= GIVEN ENTRIES =
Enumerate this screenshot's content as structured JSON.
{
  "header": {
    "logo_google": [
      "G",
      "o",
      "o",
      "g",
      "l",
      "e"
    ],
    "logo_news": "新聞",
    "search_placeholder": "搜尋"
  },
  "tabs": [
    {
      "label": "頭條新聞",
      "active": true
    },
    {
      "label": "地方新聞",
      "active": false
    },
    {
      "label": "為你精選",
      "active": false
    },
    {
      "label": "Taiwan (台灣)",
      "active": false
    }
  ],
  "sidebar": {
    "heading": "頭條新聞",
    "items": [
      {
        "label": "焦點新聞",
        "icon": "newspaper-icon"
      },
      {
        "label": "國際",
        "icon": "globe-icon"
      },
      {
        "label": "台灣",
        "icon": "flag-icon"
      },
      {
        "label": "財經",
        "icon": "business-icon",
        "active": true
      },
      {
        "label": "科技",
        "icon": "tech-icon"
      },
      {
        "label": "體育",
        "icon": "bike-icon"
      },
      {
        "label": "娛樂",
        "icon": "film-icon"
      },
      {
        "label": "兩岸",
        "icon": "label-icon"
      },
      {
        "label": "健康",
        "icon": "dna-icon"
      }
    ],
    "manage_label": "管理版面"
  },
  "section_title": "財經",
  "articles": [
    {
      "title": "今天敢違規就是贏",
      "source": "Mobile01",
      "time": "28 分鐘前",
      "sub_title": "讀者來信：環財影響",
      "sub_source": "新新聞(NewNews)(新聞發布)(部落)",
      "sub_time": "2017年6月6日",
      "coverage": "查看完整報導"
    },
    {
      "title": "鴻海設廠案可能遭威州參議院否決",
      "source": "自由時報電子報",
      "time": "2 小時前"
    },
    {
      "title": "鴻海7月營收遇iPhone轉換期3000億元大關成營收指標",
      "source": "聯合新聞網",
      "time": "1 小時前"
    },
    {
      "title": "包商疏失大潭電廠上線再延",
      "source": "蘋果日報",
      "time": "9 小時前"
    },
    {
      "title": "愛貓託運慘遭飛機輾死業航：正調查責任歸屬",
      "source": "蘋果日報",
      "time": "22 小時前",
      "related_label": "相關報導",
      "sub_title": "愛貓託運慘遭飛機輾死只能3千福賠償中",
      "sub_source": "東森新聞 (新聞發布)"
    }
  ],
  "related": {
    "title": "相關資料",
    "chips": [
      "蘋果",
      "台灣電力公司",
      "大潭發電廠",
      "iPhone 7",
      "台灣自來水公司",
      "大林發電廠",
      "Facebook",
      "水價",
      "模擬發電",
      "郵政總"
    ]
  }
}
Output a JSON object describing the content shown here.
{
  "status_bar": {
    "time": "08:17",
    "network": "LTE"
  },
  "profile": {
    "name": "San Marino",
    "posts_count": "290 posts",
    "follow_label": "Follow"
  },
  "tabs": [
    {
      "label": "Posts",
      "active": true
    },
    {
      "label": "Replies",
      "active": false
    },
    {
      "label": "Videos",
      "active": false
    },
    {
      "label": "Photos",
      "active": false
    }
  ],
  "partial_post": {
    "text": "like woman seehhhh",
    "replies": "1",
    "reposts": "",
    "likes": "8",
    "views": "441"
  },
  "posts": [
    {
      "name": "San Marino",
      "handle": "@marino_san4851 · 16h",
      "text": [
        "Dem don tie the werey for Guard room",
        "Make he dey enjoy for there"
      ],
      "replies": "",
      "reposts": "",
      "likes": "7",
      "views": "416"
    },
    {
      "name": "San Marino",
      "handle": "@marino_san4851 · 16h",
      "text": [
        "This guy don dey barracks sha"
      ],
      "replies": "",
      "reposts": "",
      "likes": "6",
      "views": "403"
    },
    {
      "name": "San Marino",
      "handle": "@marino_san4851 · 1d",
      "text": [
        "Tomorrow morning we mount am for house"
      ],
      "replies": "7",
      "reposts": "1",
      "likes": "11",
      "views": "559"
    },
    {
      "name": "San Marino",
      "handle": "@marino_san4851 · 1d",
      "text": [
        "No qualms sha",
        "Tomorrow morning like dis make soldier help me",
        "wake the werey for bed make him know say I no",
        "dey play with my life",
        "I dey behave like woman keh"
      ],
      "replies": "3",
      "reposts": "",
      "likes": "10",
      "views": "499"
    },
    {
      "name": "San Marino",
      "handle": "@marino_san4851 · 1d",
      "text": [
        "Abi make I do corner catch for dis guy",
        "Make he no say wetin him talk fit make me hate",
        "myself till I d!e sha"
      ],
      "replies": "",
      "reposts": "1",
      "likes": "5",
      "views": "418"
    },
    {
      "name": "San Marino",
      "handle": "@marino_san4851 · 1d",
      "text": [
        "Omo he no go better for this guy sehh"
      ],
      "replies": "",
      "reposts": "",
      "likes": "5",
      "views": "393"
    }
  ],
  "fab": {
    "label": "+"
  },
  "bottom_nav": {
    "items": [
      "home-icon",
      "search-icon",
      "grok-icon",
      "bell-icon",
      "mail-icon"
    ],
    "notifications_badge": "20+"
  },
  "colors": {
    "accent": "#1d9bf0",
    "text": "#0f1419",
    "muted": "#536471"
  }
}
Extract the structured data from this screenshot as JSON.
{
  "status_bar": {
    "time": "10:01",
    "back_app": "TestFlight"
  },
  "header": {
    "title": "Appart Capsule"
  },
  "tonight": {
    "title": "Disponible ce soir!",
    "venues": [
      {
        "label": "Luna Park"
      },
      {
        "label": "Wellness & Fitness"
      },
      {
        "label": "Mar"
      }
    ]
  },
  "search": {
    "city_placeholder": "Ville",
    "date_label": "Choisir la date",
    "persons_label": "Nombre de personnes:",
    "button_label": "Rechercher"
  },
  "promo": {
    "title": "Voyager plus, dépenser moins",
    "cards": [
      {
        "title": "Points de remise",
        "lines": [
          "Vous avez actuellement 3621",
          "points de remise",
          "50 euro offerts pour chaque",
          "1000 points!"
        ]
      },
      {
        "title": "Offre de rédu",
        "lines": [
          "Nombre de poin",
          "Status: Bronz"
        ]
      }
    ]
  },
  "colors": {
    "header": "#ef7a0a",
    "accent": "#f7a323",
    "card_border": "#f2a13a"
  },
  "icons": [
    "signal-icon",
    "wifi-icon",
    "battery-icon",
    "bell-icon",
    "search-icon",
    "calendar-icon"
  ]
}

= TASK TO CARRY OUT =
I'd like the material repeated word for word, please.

= ANSWER TO THIS PROBLEM =
Enumerate this screenshot's content as structured JSON.
{
  "header": {
    "logo_google": [
      "G",
      "o",
      "o",
      "g",
      "l",
      "e"
    ],
    "logo_news": "新聞",
    "search_placeholder": "搜尋"
  },
  "tabs": [
    {
      "label": "頭條新聞",
      "active": true
    },
    {
      "label": "地方新聞",
      "active": false
    },
    {
      "label": "為你精選",
      "active": false
    },
    {
      "label": "Taiwan (台灣)",
      "active": false
    }
  ],
  "sidebar": {
    "heading": "頭條新聞",
    "items": [
      {
        "label": "焦點新聞",
        "icon": "newspaper-icon"
      },
      {
        "label": "國際",
        "icon": "globe-icon"
      },
      {
        "label": "台灣",
        "icon": "flag-icon"
      },
      {
        "label": "財經",
        "icon": "business-icon",
        "active": true
      },
      {
        "label": "科技",
        "icon": "tech-icon"
      },
      {
        "label": "體育",
        "icon": "bike-icon"
      },
      {
        "label": "娛樂",
        "icon": "film-icon"
      },
      {
        "label": "兩岸",
        "icon": "label-icon"
      },
      {
        "label": "健康",
        "icon": "dna-icon"
      }
    ],
    "manage_label": "管理版面"
  },
  "section_title": "財經",
  "articles": [
    {
      "title": "今天敢違規就是贏",
      "source": "Mobile01",
      "time": "28 分鐘前",
      "sub_title": "讀者來信：環財影響",
      "sub_source": "新新聞(NewNews)(新聞發布)(部落)",
      "sub_time": "2017年6月6日",
      "coverage": "查看完整報導"
    },
    {
      "title": "鴻海設廠案可能遭威州參議院否決",
      "source": "自由時報電子報",
      "time": "2 小時前"
    },
    {
      "title": "鴻海7月營收遇iPhone轉換期3000億元大關成營收指標",
      "source": "聯合新聞網",
      "time": "1 小時前"
    },
    {
      "title": "包商疏失大潭電廠上線再延",
      "source": "蘋果日報",
      "time": "9 小時前"
    },
    {
      "title": "愛貓託運慘遭飛機輾死業航：正調查責任歸屬",
      "source": "蘋果日報",
      "time": "22 小時前",
      "related_label": "相關報導",
      "sub_title": "愛貓託運慘遭飛機輾死只能3千福賠償中",
      "sub_source": "東森新聞 (新聞發布)"
    }
  ],
  "related": {
    "title": "相關資料",
    "chips": [
      "蘋果",
      "台灣電力公司",
      "大潭發電廠",
      "iPhone 7",
      "台灣自來水公司",
      "大林發電廠",
      "Facebook",
      "水價",
      "模擬發電",
      "郵政總"
    ]
  }
}
Output a JSON object describing the content shown here.
{
  "status_bar": {
    "time": "08:17",
    "network": "LTE"
  },
  "profile": {
    "name": "San Marino",
    "posts_count": "290 posts",
    "follow_label": "Follow"
  },
  "tabs": [
    {
      "label": "Posts",
      "active": true
    },
    {
      "label": "Replies",
      "active": false
    },
    {
      "label": "Videos",
      "active": false
    },
    {
      "label": "Photos",
      "active": false
    }
  ],
  "partial_post": {
    "text": "like woman seehhhh",
    "replies": "1",
    "reposts": "",
    "likes": "8",
    "views": "441"
  },
  "posts": [
    {
      "name": "San Marino",
      "handle": "@marino_san4851 · 16h",
      "text": [
        "Dem don tie the werey for Guard room",
        "Make he dey enjoy for there"
      ],
      "replies": "",
      "reposts": "",
      "likes": "7",
      "views": "416"
    },
    {
      "name": "San Marino",
      "handle": "@marino_san4851 · 16h",
      "text": [
        "This guy don dey barracks sha"
      ],
      "replies": "",
      "reposts": "",
      "likes": "6",
      "views": "403"
    },
    {
      "name": "San Marino",
      "handle": "@marino_san4851 · 1d",
      "text": [
        "Tomorrow morning we mount am for house"
      ],
      "replies": "7",
      "reposts": "1",
      "likes": "11",
      "views": "559"
    },
    {
      "name": "San Marino",
      "handle": "@marino_san4851 · 1d",
      "text": [
        "No qualms sha",
        "Tomorrow morning like dis make soldier help me",
        "wake the werey for bed make him know say I no",
        "dey play with my life",
        "I dey behave like woman keh"
      ],
      "replies": "3",
      "reposts": "",
      "likes": "10",
      "views": "499"
    },
    {
      "name": "San Marino",
      "handle": "@marino_san4851 · 1d",
      "text": [
        "Abi make I do corner catch for dis guy",
        "Make he no say wetin him talk fit make me hate",
        "myself till I d!e sha"
      ],
      "replies": "",
      "reposts": "1",
      "likes": "5",
      "views": "418"
    },
    {
      "name": "San Marino",
      "handle": "@marino_san4851 · 1d",
      "text": [
        "Omo he no go better for this guy sehh"
      ],
      "replies": "",
      "reposts": "",
      "likes": "5",
      "views": "393"
    }
  ],
  "fab": {
    "label": "+"
  },
  "bottom_nav": {
    "items": [
      "home-icon",
      "search-icon",
      "grok-icon",
      "bell-icon",
      "mail-icon"
    ],
    "notifications_badge": "20+"
  },
  "colors": {
    "accent": "#1d9bf0",
    "text": "#0f1419",
    "muted": "#536471"
  }
}
Extract the structured data from this screenshot as JSON.
{
  "status_bar": {
    "time": "10:01",
    "back_app": "TestFlight"
  },
  "header": {
    "title": "Appart Capsule"
  },
  "tonight": {
    "title": "Disponible ce soir!",
    "venues": [
      {
        "label": "Luna Park"
      },
      {
        "label": "Wellness & Fitness"
      },
      {
        "label": "Mar"
      }
    ]
  },
  "search": {
    "city_placeholder": "Ville",
    "date_label": "Choisir la date",
    "persons_label": "Nombre de personnes:",
    "button_label": "Rechercher"
  },
  "promo": {
    "title": "Voyager plus, dépenser moins",
    "cards": [
      {
        "title": "Points de remise",
        "lines": [
          "Vous avez actuellement 3621",
          "points de remise",
          "50 euro offerts pour chaque",
          "1000 points!"
        ]
      },
      {
        "title": "Offre de rédu",
        "lines": [
          "Nombre de poin",
          "Status: Bronz"
        ]
      }
    ]
  },
  "colors": {
    "header": "#ef7a0a",
    "accent": "#f7a323",
    "card_border": "#f2a13a"
  },
  "icons": [
    "signal-icon",
    "wifi-icon",
    "battery-icon",
    "bell-icon",
    "search-icon",
    "calendar-icon"
  ]
}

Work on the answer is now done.